**Task to complete**
Find "Output a JSON" in the data, then restate the line it sits in and every later line word for word, ending with the last line.

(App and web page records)
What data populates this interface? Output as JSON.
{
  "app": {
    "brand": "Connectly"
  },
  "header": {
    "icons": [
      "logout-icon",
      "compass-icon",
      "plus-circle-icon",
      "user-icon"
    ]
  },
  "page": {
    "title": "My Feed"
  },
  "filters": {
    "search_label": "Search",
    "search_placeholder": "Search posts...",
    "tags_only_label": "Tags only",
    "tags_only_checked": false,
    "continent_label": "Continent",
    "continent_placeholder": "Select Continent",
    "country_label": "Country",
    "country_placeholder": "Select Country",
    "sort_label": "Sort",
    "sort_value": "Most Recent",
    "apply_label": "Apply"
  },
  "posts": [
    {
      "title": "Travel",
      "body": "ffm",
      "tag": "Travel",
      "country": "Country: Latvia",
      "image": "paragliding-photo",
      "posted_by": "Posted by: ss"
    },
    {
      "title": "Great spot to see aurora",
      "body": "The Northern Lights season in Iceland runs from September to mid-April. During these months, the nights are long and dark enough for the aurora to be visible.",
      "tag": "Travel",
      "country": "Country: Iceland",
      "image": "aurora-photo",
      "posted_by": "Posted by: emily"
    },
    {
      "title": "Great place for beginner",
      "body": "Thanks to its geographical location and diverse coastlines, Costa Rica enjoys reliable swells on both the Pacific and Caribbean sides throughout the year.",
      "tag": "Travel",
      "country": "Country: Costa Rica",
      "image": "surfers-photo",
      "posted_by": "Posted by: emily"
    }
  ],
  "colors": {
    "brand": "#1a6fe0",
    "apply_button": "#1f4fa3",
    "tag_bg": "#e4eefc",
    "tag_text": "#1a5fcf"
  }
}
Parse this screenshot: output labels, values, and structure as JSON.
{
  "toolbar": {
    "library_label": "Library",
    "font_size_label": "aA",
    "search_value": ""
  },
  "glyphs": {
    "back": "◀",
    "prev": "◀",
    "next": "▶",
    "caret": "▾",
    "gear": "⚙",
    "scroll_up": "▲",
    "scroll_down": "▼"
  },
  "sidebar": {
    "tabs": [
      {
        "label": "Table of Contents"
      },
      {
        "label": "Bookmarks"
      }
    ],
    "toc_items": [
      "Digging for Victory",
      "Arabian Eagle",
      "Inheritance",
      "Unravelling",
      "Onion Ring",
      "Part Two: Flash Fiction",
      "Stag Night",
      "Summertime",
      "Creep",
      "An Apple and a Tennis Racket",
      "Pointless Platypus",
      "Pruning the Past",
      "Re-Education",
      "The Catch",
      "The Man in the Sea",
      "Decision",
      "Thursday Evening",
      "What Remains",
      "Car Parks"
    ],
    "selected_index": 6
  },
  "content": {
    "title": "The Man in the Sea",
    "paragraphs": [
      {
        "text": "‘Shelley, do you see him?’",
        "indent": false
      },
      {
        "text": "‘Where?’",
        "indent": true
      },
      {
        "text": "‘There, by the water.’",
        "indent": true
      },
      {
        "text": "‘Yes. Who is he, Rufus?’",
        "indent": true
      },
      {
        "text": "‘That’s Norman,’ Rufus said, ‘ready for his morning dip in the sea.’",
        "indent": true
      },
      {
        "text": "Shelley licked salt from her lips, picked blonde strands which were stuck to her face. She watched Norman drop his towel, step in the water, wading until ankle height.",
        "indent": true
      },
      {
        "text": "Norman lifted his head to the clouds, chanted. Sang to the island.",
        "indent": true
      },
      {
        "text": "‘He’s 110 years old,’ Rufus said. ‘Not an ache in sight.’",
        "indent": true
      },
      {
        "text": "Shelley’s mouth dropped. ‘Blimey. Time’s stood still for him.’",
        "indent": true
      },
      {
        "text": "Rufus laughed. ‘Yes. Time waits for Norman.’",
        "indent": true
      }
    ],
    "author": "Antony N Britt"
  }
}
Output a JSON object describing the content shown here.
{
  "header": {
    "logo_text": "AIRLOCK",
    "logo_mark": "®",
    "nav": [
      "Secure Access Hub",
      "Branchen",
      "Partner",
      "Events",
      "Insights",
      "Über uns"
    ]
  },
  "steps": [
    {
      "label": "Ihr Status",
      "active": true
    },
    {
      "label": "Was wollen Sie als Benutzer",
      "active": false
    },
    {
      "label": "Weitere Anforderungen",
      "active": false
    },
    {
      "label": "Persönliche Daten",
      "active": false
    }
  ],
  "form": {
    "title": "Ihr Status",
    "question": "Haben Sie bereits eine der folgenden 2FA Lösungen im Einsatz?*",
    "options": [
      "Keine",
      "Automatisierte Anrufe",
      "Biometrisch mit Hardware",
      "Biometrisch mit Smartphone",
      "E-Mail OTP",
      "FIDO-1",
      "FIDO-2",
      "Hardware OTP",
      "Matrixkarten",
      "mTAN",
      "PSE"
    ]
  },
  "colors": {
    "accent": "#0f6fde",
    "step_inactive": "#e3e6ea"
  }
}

**Output of the task**
Output a JSON object describing the content shown here.
{
  "header": {
    "logo_text": "AIRLOCK",
    "logo_mark": "®",
    "nav": [
      "Secure Access Hub",
      "Branchen",
      "Partner",
      "Events",
      "Insights",
      "Über uns"
    ]
  },
  "steps": [
    {
      "label": "Ihr Status",
      "active": true
    },
    {
      "label": "Was wollen Sie als Benutzer",
      "active": false
    },
    {
      "label": "Weitere Anforderungen",
      "active": false
    },
    {
      "label": "Persönliche Daten",
      "active": false
    }
  ],
  "form": {
    "title": "Ihr Status",
    "question": "Haben Sie bereits eine der folgenden 2FA Lösungen im Einsatz?*",
    "options": [
      "Keine",
      "Automatisierte Anrufe",
      "Biometrisch mit Hardware",
      "Biometrisch mit Smartphone",
      "E-Mail OTP",
      "FIDO-1",
      "FIDO-2",
      "Hardware OTP",
      "Matrixkarten",
      "mTAN",
      "PSE"
    ]
  },
  "colors": {
    "accent": "#0f6fde",
    "step_inactive": "#e3e6ea"
  }
}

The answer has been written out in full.